The Physick Book of Deliverance Dane

Saturday, August 29, 2009


Today's book was suggested by ABrunson.

Today I decided to be responsible, unlike last Saturday, and actually start reading the book before 4:30 in the afternoon. Crazy, I know. I was weirdly productive today - I managed to read a book that's almost 400 pages and made some serious progress on my "I Can't Turn 30 and Be This Disorganized" project (which is not the catchiest title in the world, but it's serviceable enough for now.)

Today's book, "Set in Cambridge and Marblehead, Mass., Howe's propulsive if derivative novel alternates between the 1991 story of college student Connie Goodwin and a group of 17th-century outcasts. After moving into her grandmother's crumbling house to get it in shape for sale, Connie comes across a small key and piece of paper reading only Deliverance Dane. The Salem witch trials, contemporary Wicca and women's roles in early American history figure prominently as Connie does her academic detective work. What follows is a breezy read in which Connie must uncover the mystery of a shadowy book written by the enigmatic Deliverance Dane."

Shallow thoughts:

  • I'll be honest with you dear readers, today's book was not one I would have ever chosen to read on my own - but it seems that being forced to read a book has a good effect on me, because this is the second Suggestion Saturday in a row where I have liked the book. So what I've learned from all of this is that I shouldn't be allowed to pick my own books. . . or music. . . or TV . . . or, well I'm too depressed to continue, let's just say I have bad taste and leave it at that.

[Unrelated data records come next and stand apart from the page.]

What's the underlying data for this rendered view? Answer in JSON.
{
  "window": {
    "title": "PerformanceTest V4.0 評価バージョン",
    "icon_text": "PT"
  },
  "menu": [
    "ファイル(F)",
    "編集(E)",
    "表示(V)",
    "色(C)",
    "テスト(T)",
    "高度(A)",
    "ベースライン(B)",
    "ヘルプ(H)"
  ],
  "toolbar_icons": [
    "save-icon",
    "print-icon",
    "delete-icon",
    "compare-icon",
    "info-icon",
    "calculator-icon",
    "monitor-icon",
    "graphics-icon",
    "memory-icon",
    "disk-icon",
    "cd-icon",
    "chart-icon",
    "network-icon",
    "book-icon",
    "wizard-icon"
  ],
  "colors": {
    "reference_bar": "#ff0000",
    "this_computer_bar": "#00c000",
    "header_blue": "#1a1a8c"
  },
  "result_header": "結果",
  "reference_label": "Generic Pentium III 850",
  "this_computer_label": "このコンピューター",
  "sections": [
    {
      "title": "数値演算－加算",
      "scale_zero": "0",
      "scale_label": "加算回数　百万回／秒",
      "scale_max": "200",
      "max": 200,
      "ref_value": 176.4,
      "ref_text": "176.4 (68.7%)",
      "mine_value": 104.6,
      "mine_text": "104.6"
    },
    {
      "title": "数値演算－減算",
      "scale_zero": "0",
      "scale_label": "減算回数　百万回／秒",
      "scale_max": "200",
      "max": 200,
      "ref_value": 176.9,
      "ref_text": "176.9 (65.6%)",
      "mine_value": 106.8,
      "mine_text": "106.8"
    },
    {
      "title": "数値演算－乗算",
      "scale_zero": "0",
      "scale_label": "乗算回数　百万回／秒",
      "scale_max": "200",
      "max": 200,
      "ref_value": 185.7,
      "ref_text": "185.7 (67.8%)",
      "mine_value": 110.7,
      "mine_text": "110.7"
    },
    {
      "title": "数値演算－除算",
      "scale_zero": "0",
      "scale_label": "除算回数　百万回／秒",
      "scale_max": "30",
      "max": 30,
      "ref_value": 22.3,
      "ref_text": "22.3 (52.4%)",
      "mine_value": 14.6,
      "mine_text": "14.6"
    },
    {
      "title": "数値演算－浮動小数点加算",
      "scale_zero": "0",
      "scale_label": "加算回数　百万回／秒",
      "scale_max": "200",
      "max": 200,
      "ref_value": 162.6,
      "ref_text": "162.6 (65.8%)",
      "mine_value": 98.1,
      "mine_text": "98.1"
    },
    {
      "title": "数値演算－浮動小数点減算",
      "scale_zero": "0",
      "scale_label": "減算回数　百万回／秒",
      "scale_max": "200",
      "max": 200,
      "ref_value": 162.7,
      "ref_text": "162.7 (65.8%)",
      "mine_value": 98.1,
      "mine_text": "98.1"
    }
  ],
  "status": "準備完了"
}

  • I liked the flashback parts the best - despite how bleak they were - and I feel certain there must be a better phrase for it than "flashback scenes" but my brain only works in TV-speak and I'm too lazy to fight it and actually learn the correct terms for anything, so I'm just going with it. Although, it seems I have a very hard time staying in that time period - through no fault of the authors - and so right in the middle of the 17th century, the 21st century would come crashing in. First, at the beginning of the book, when a father brought his sick daughter steamed lentils and all I could think was Steamed lentils? How depressing to be sick and not even get to watch cartoons and eat chocolate pudding and Hostess cupcakes. Of course that could just be my childhood. I was raised by a woman who believes that food is love and sick children deserve extra love - in that case her love came in the form of Doritos, Kool-Aid, and Tollhouse cookies.

  • And then later, the 21st century crashed into the middle of a witch trial, because the author distracted me by throwing out a sentence like this, ". . . and the assembled populace burst into a rising twitter of commentary that continued for a full five minutes." I can assure you dear readers, I tried to fight the mental image that was forming in my brain of a bunch of people dressed in 17th century garb, twittering on their blackberries. But I just couldn't do it. But, alas, those poor people in the 17th century had to muddle through a Twitter-free existence. No Twitter and no Hostess products (not to mention no Dallas DVDs), the 17th century was bleak.